Toddler/Dog Love

My attitude towards my toddler’s relationship to my dog Zeb will likely make some parents and concerned citizens of the internet cringe. However, the beauty of parenting is that I am not required to pay attention to what anyone [other than my parental counterpart] thinks as long as I am not hurting anyone. Which, despite what you may think after you read what follows, I’m not. Consider yourself disclaimed.

My 70 pound mutt from the pound.
Zeb, my 70 pound mutt from the pound.

From the beginning of their friendship, dog and baby have been united by saliva. We brought our newborn home from the hospital, and Zeb gingerly licked him on the head with the very tip of his tongue. He then proceeded to ignore his existence for a good while until the bald puppy started to do things.

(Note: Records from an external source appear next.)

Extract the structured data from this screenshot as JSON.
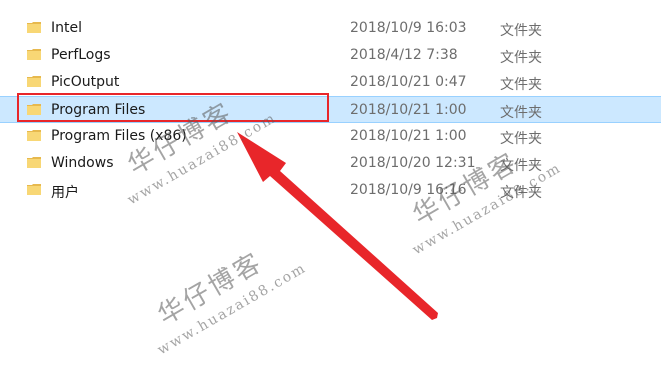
{
  "files": [
    {
      "name": "Intel",
      "date": "2018/10/9 16:03",
      "type": "文件夹",
      "selected": false
    },
    {
      "name": "PerfLogs",
      "date": "2018/4/12 7:38",
      "type": "文件夹",
      "selected": false
    },
    {
      "name": "PicOutput",
      "date": "2018/10/21 0:47",
      "type": "文件夹",
      "selected": false
    },
    {
      "name": "Program Files",
      "date": "2018/10/21 1:00",
      "type": "文件夹",
      "selected": true
    },
    {
      "name": "Program Files (x86)",
      "date": "2018/10/21 1:00",
      "type": "文件夹",
      "selected": false
    },
    {
      "name": "Windows",
      "date": "2018/10/20 12:31",
      "type": "文件夹",
      "selected": false
    },
    {
      "name": "用户",
      "date": "2018/10/9 16:16",
      "type": "文件夹",
      "selected": false
    }
  ],
  "watermark": {
    "text": "华仔博客",
    "url": "www.huazai88.com"
  },
  "colors": {
    "selection_bg": "#cce8ff",
    "selection_border": "#99d1ff",
    "annotation_red": "#e8262a",
    "folder_yellow": "#f8d775"
  },
  "icons": {
    "folder": "folder-icon",
    "annotation_arrow": "red-arrow"
  }
}
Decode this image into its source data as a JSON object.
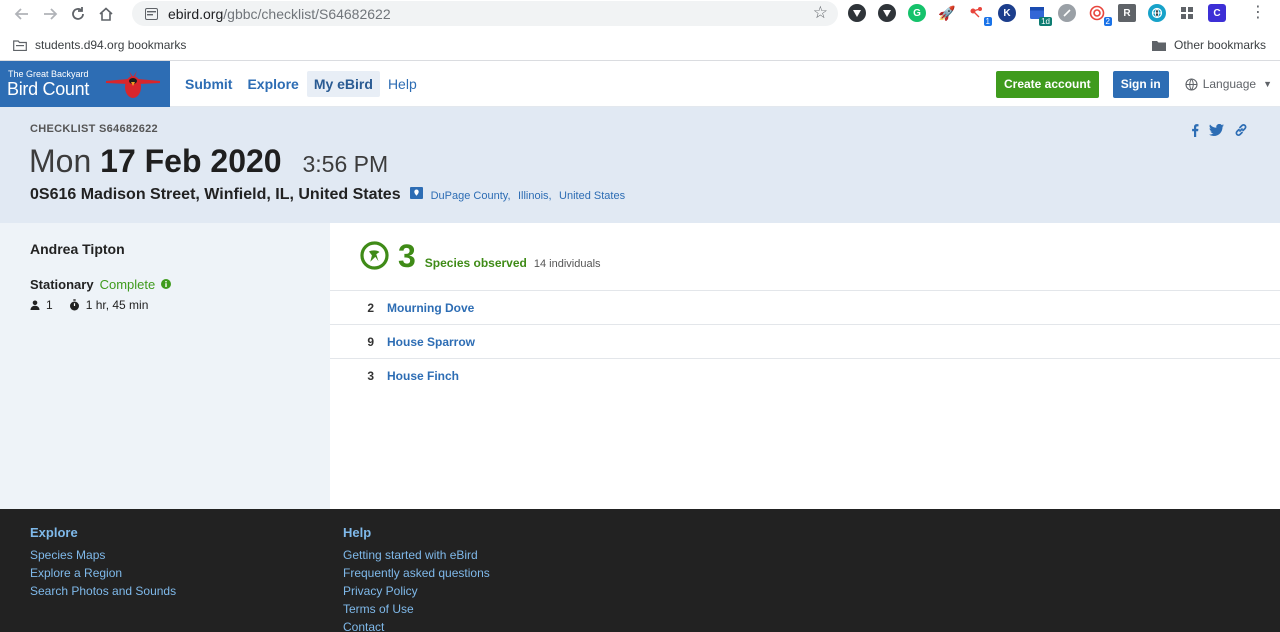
{
  "browser": {
    "url_host": "ebird.org",
    "url_path": "/gbbc/checklist/S64682622",
    "bookmarks": {
      "left": "students.d94.org bookmarks",
      "right": "Other bookmarks"
    },
    "extension_badges": {
      "ext5": "1",
      "ext7": "1d",
      "ext9": "2"
    },
    "extension_letters": {
      "ext6": "K",
      "ext10": "R",
      "ext13": "C"
    }
  },
  "site": {
    "logo": {
      "line1": "The Great Backyard",
      "line2": "Bird Count"
    },
    "nav": {
      "submit": "Submit",
      "explore": "Explore",
      "my_ebird": "My eBird",
      "help": "Help"
    },
    "header_actions": {
      "create_account": "Create account",
      "sign_in": "Sign in",
      "language": "Language"
    }
  },
  "checklist": {
    "id_label": "CHECKLIST S64682622",
    "day": "Mon",
    "date": "17 Feb 2020",
    "time": "3:56 PM",
    "address": "0S616 Madison Street, Winfield, IL, United States",
    "region": {
      "county": "DuPage County,",
      "state": "Illinois,",
      "country": "United States"
    }
  },
  "sidebar": {
    "observer": "Andrea Tipton",
    "protocol": "Stationary",
    "status": "Complete",
    "observers_count": "1",
    "duration": "1 hr, 45 min"
  },
  "summary": {
    "species_count": "3",
    "species_label": "Species observed",
    "individuals": "14 individuals"
  },
  "species": [
    {
      "count": "2",
      "name": "Mourning Dove"
    },
    {
      "count": "9",
      "name": "House Sparrow"
    },
    {
      "count": "3",
      "name": "House Finch"
    }
  ],
  "footer": {
    "explore": {
      "heading": "Explore",
      "links": [
        "Species Maps",
        "Explore a Region",
        "Search Photos and Sounds"
      ]
    },
    "help": {
      "heading": "Help",
      "links": [
        "Getting started with eBird",
        "Frequently asked questions",
        "Privacy Policy",
        "Terms of Use",
        "Contact"
      ]
    }
  },
  "colors": {
    "brand_blue": "#2d6db4",
    "green": "#3f9b1d",
    "hero_bg": "#e1e9f3",
    "footer_bg": "#222222",
    "footer_link": "#7fb9ea"
  }
}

Zeb sniffed the baby and kept tabs on where he was, but generally he stayed away. Every new thing my boy learned,  my dog observed. One day, my boy noticed my dog and began observing him as well. Then came the big change.

Mobility.

When Noah began crawling, Zeb wasn’t sure what to do. He gave him a wide berth for a while before accepting that the tiny human was now a force to be reckoned with. He licked him, tolerated the invasion of his space and got up to move when his paws had been touched too many times.

Things really didn’t start to get slobbery until the toddler started walking. Noah likes to give Zeb kisses. These kisses involve opening his mouth wide and letting the dog lick his tonsils. It’s very gross. Noah also chases Zeb around the yard to give him sticks, through the house terrorizing him with his ball popper, and into his formerly solo spaces to pet him “gently.” Noah likes to throw him tennis balls. The good dog, however, won’t play with toys that belong to the kid and refuses to pick up balls (even when they are dog toys) if Noah is playing with them. This standoff leads to tension that is normally resolved by tears and parental distraction.

Give a kiss, get a kiss.
Give a kiss, get a kiss.

I never thought that I would refer to my neurotic dog as patient. Zeb is, after all, afraid of trash cans, cameras and a variety of children’s toys. However, he also lets Noah “pet” him, which is really just slowed down hitting. He also accepts it when his tail and paws get stepped on by simply moving locations. He even lets Noah manipulate his jowls without complaint.

Toddler plays with dog's face.
Toddler plays with dog’s face.

From the toddler’s point of view, his puh-puh is his beloved friend, and Noah shows his love by giving kisses. So while I may inwardly cringe at the amount of dog drool covering my boy, I’m glad to see them love each other.

Hard work

Every morning, I watch my almost toddling toddler begin his hard labor. This work will be constant throughout the day, but he starts every morning in a frenzy to make up for the hours spent on his stomach sleeping. First is reasserting his friendship with his seventy pound mutt. After a lot of mutual kisses and pats, they can go back to ignoring each other until mid-morning, when their affection needs to be reestablished. Then there is a lot of stacking to do and toys to move. Blocks and small ocean themed bath toys need to be put in boxes and taken back out. Rings need to be stacked, scattered and reassembled. There is a pause for reading. Then on to the music making and hitting of stationary objects with the xylophone stick. All the while he narrates his work with la(s) and na(s) and bbb(s). Shoes need their laces put dutifully inside them. Dog toys need to be stashed under bookcases.

Twenty minutes is a lot of time to fill.